I’ve been lucky enough to share the stage with Howard Behar, the retired president of Starbucks and a close friend and mentor, on several occasions. Each time, I walk away with new lessons learned and a reignited desire to ensure the organizations I work with put some love back into leadership.
That’s because Behar is insistent that love—compassion, empathy and human connection—is an essential ingredient to a company’s success. As he says, “There’s only one reason you exist: to serve another human being.”
He knows a thing or two about success, too. While he was president of Starbucks, the company grew from 28 stores to 15,000 spanning five continents.
So here are a few of the lessons he frequently shares about love and leadership—and how the former positively influences the latter.
Each morning, put on your “hat.”
Your hat is your collection of values, your personal mission. Who do you want to be, and how will that define and influence your interactions throughout the day?
Early in his career, Behar was encouraged by a mentor to stop wearing his heart on his sleeve, something that felt innate to him. This conversation set off a chain of events that left him feeling lost. He had yet to define his personal mission and vision, and so he had trouble knowing who he was in relation to others. Behar got to work on outlining his purpose in life—his “hat.”

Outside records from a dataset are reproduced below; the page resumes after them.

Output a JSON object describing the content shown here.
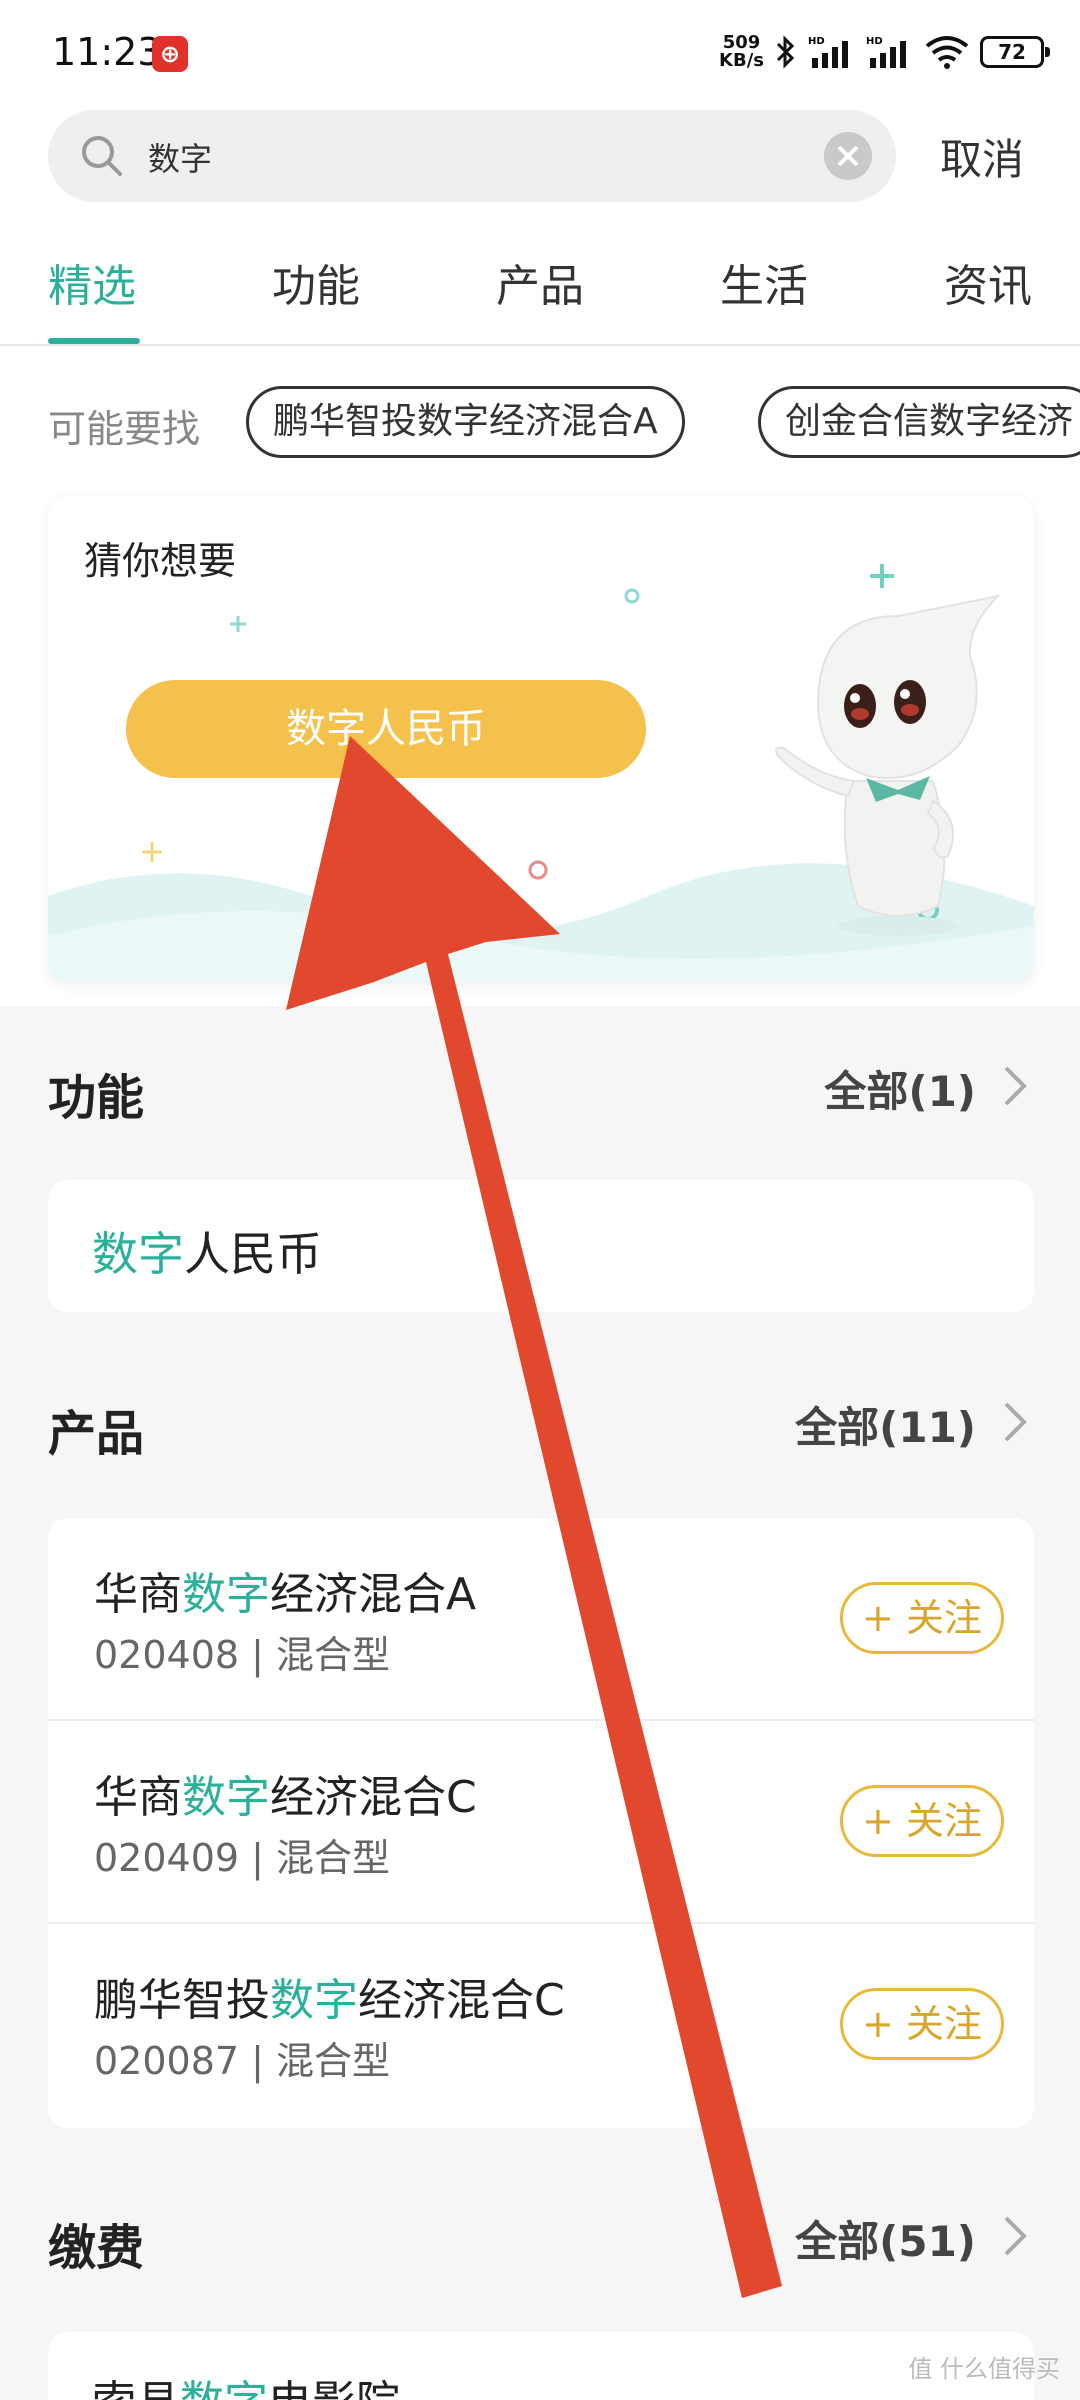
{
  "status_bar": {
    "time": "11:23",
    "app_icon_glyph": "⊕",
    "net_speed_value": "509",
    "net_speed_unit": "KB/s",
    "battery": "72"
  },
  "search": {
    "value": "数字",
    "cancel_label": "取消"
  },
  "tabs": [
    {
      "label": "精选",
      "active": true
    },
    {
      "label": "功能",
      "active": false
    },
    {
      "label": "产品",
      "active": false
    },
    {
      "label": "生活",
      "active": false
    },
    {
      "label": "资讯",
      "active": false
    }
  ],
  "maybe": {
    "label": "可能要找",
    "chips": [
      "鹏华智投数字经济混合A",
      "创金合信数字经济"
    ]
  },
  "guess": {
    "title": "猜你想要",
    "button_label": "数字人民币"
  },
  "function_section": {
    "title": "功能",
    "all_label": "全部(1)",
    "item_highlight": "数字",
    "item_rest": "人民币"
  },
  "product_section": {
    "title": "产品",
    "all_label": "全部(11)",
    "follow_label": "+ 关注",
    "items": [
      {
        "prefix": "华商",
        "highlight": "数字",
        "suffix": "经济混合A",
        "code": "020408",
        "type": "混合型"
      },
      {
        "prefix": "华商",
        "highlight": "数字",
        "suffix": "经济混合C",
        "code": "020409",
        "type": "混合型"
      },
      {
        "prefix": "鹏华智投",
        "highlight": "数字",
        "suffix": "经济混合C",
        "code": "020087",
        "type": "混合型"
      }
    ]
  },
  "payment_section": {
    "title": "缴费",
    "all_label": "全部(51)",
    "first_item_prefix": "索县",
    "first_item_highlight": "数字",
    "first_item_suffix": "电影院"
  },
  "watermark": "值 什么值得买",
  "colors": {
    "accent": "#2bb09a",
    "guess_button": "#f4c14d",
    "follow": "#e8b93a",
    "arrow": "#e2482d"
  }
}
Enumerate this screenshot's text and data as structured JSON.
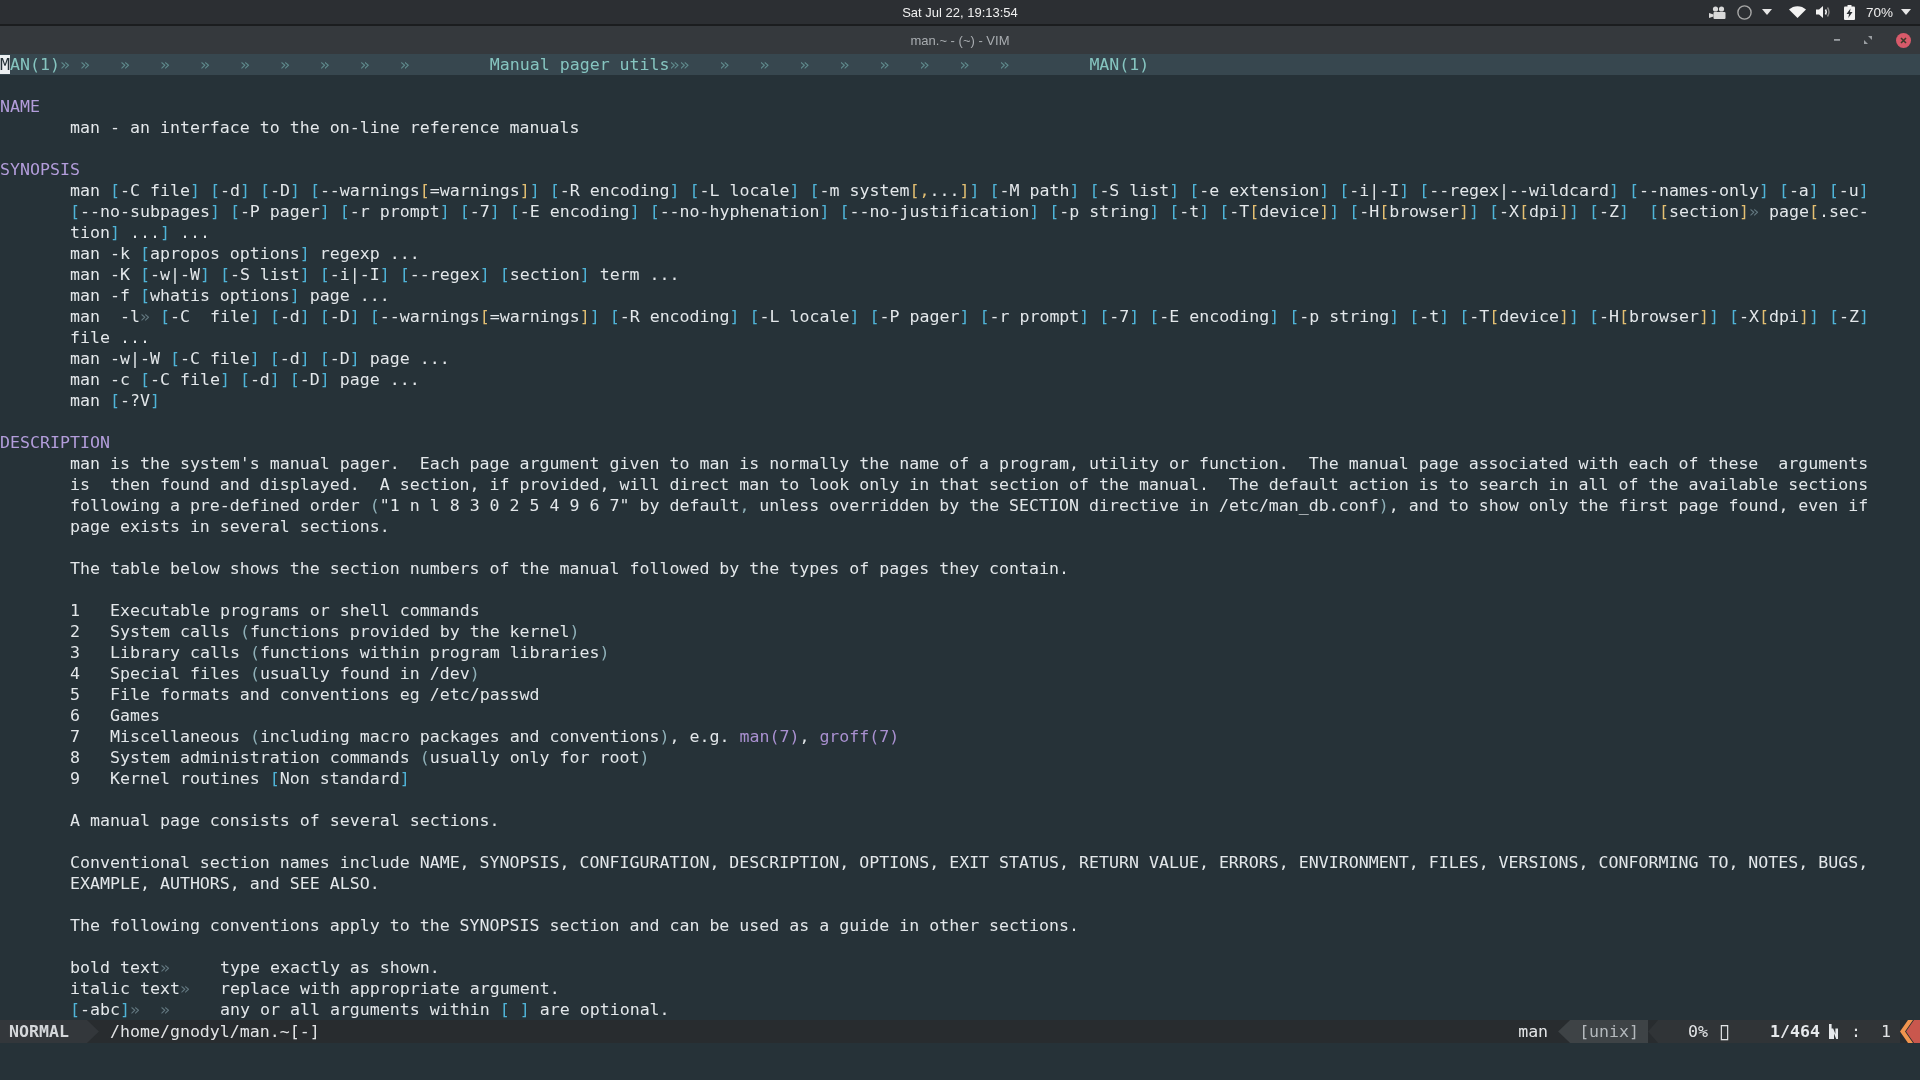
{
  "top_panel": {
    "clock": "Sat Jul 22, 19:13:54",
    "battery": "70%"
  },
  "window": {
    "title": "man.~ - (~) - VIM"
  },
  "header_line": {
    "text": "MAN(1)» »   »   »   »   »   »   »   »   »        Manual pager utils»»   »   »   »   »   »   »   »   »        MAN(1)",
    "cursor": true
  },
  "sections": [
    {
      "heading": "NAME",
      "blocks": [
        {
          "kind": "paragraph",
          "lines": [
            "man - an interface to the on-line reference manuals"
          ]
        }
      ]
    },
    {
      "heading": "SYNOPSIS",
      "blocks": [
        {
          "kind": "synopsis",
          "forms": [
            {
              "lines": [
                "man [-C file] [-d] [-D] [--warnings[=warnings]] [-R encoding] [-L locale] [-m system[,...]] [-M path] [-S list] [-e extension] [-i|-I] [--regex|--wildcard] [--names-only] [-a] [-u]",
                "[--no-subpages] [-P pager] [-r prompt] [-7] [-E encoding] [--no-hyphenation] [--no-justification] [-p string] [-t] [-T[device]] [-H[browser]] [-X[dpi]] [-Z]  [[section]» page[.sec-",
                "tion] ...] ..."
              ]
            },
            {
              "lines": [
                "man -k [apropos options] regexp ..."
              ]
            },
            {
              "lines": [
                "man -K [-w|-W] [-S list] [-i|-I] [--regex] [section] term ..."
              ]
            },
            {
              "lines": [
                "man -f [whatis options] page ..."
              ]
            },
            {
              "lines": [
                "man  -l» [-C  file] [-d] [-D] [--warnings[=warnings]] [-R encoding] [-L locale] [-P pager] [-r prompt] [-7] [-E encoding] [-p string] [-t] [-T[device]] [-H[browser]] [-X[dpi]] [-Z]",
                "file ..."
              ]
            },
            {
              "lines": [
                "man -w|-W [-C file] [-d] [-D] page ..."
              ]
            },
            {
              "lines": [
                "man -c [-C file] [-d] [-D] page ..."
              ]
            },
            {
              "lines": [
                "man [-?V]"
              ]
            }
          ]
        }
      ]
    },
    {
      "heading": "DESCRIPTION",
      "blocks": [
        {
          "kind": "paragraph",
          "lines": [
            "man is the system's manual pager.  Each page argument given to man is normally the name of a program, utility or function.  The manual page associated with each of these  arguments",
            "is  then found and displayed.  A section, if provided, will direct man to look only in that section of the manual.  The default action is to search in all of the available sections",
            "following a pre-defined order (\"1 n l 8 3 0 2 5 4 9 6 7\" by default, unless overridden by the SECTION directive in /etc/man_db.conf), and to show only the first page found, even if",
            "page exists in several sections."
          ]
        },
        {
          "kind": "paragraph",
          "lines": [
            "The table below shows the section numbers of the manual followed by the types of pages they contain."
          ]
        },
        {
          "kind": "list",
          "items": [
            {
              "number": "1",
              "segments": [
                {
                  "kind": "plain",
                  "text": "Executable programs or shell commands"
                }
              ]
            },
            {
              "number": "2",
              "segments": [
                {
                  "kind": "plain",
                  "text": "System calls (functions provided by the kernel)"
                }
              ]
            },
            {
              "number": "3",
              "segments": [
                {
                  "kind": "plain",
                  "text": "Library calls (functions within program libraries)"
                }
              ]
            },
            {
              "number": "4",
              "segments": [
                {
                  "kind": "plain",
                  "text": "Special files (usually found in /dev)"
                }
              ]
            },
            {
              "number": "5",
              "segments": [
                {
                  "kind": "plain",
                  "text": "File formats and conventions eg /etc/passwd"
                }
              ]
            },
            {
              "number": "6",
              "segments": [
                {
                  "kind": "plain",
                  "text": "Games"
                }
              ]
            },
            {
              "number": "7",
              "segments": [
                {
                  "kind": "plain",
                  "text": "Miscellaneous (including macro packages and conventions), e.g. "
                },
                {
                  "kind": "reference",
                  "text": "man(7)"
                },
                {
                  "kind": "plain",
                  "text": ", "
                },
                {
                  "kind": "reference",
                  "text": "groff(7)"
                }
              ]
            },
            {
              "number": "8",
              "segments": [
                {
                  "kind": "plain",
                  "text": "System administration commands (usually only for root)"
                }
              ]
            },
            {
              "number": "9",
              "segments": [
                {
                  "kind": "plain",
                  "text": "Kernel routines [Non standard]"
                }
              ]
            }
          ]
        },
        {
          "kind": "paragraph",
          "lines": [
            "A manual page consists of several sections."
          ]
        },
        {
          "kind": "paragraph",
          "lines": [
            "Conventional section names include NAME, SYNOPSIS, CONFIGURATION, DESCRIPTION, OPTIONS, EXIT STATUS, RETURN VALUE, ERRORS, ENVIRONMENT, FILES, VERSIONS, CONFORMING TO, NOTES, BUGS,",
            "EXAMPLE, AUTHORS, and SEE ALSO."
          ]
        },
        {
          "kind": "paragraph",
          "lines": [
            "The following conventions apply to the SYNOPSIS section and can be used as a guide in other sections."
          ]
        },
        {
          "kind": "definitions",
          "items": [
            {
              "term": "bold text»",
              "definition": "type exactly as shown."
            },
            {
              "term": "italic text»",
              "definition": "replace with appropriate argument."
            },
            {
              "term": "[-abc]»  »",
              "definition": "any or all arguments within [ ] are optional."
            }
          ]
        }
      ]
    }
  ],
  "status_line": {
    "mode": "NORMAL",
    "file": "/home/gnodyl/man.~[-]",
    "filetype": "man",
    "fileformat": "[unix]",
    "percent": "0%",
    "glyph": "▯",
    "line": "1/464",
    "column": ":  1"
  }
}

“From that time forward, my life has been directed,” he says. “The next time someone said, ‘Here’s something you need to change,’ I could have a conversation. I could say, ‘Here are my values—how are those in conflict with what you’re talking about?’ ”
Provide your people a forum for honest conversation.
Don’t rely solely on suggestion boxes and anonymous surveys. Default to in-person discussion that focuses on what they like about their work and what they would change.
The very first day on the job at Starbucks, Behar met with store managers and asked them for feedback. He wanted to know where they felt the company was succeeding and where it was falling short. He let these types of conversations guide him as he guided the company, and he says he still has the notes from that meeting to this day.
“That’s what drove the business,” he says. “I just started working on those things.”
Choose your words wisely—but don’t just put them on a poster.
Cultures are directly reflective of the values of leadership, and those values should be a part of your everyday vernacular, so your people can internalize them.
If you’re a Starbucks aficionado, you know the company calls all of its employees “partners.” This isn’t a hollow designation; it’s a promise that those employees will be treated with respect. Behar notes that he had the same health insurance and benefits as baristas.
“We wanted to walk down the hallways and look everybody in the face and say, ‘We’re in this together,’ ” he says. “That’s what ‘partner’ meant.”
Ultimately, Behar believes that a company’s good performance is a direct result of doing the right things the right way. And he believes the right thing for leaders to do is to love and serve people.
It’s not always easy, and it can’t always be done perfectly—that’s part of being human. But when you get it right, success follows.
“At the end of the day,” he says, “performance comes from how you treat people.”
Want more Howard? You can listen to my interview with him in this episode of The Thermostat. Thanks for listening, subscribing and sharing.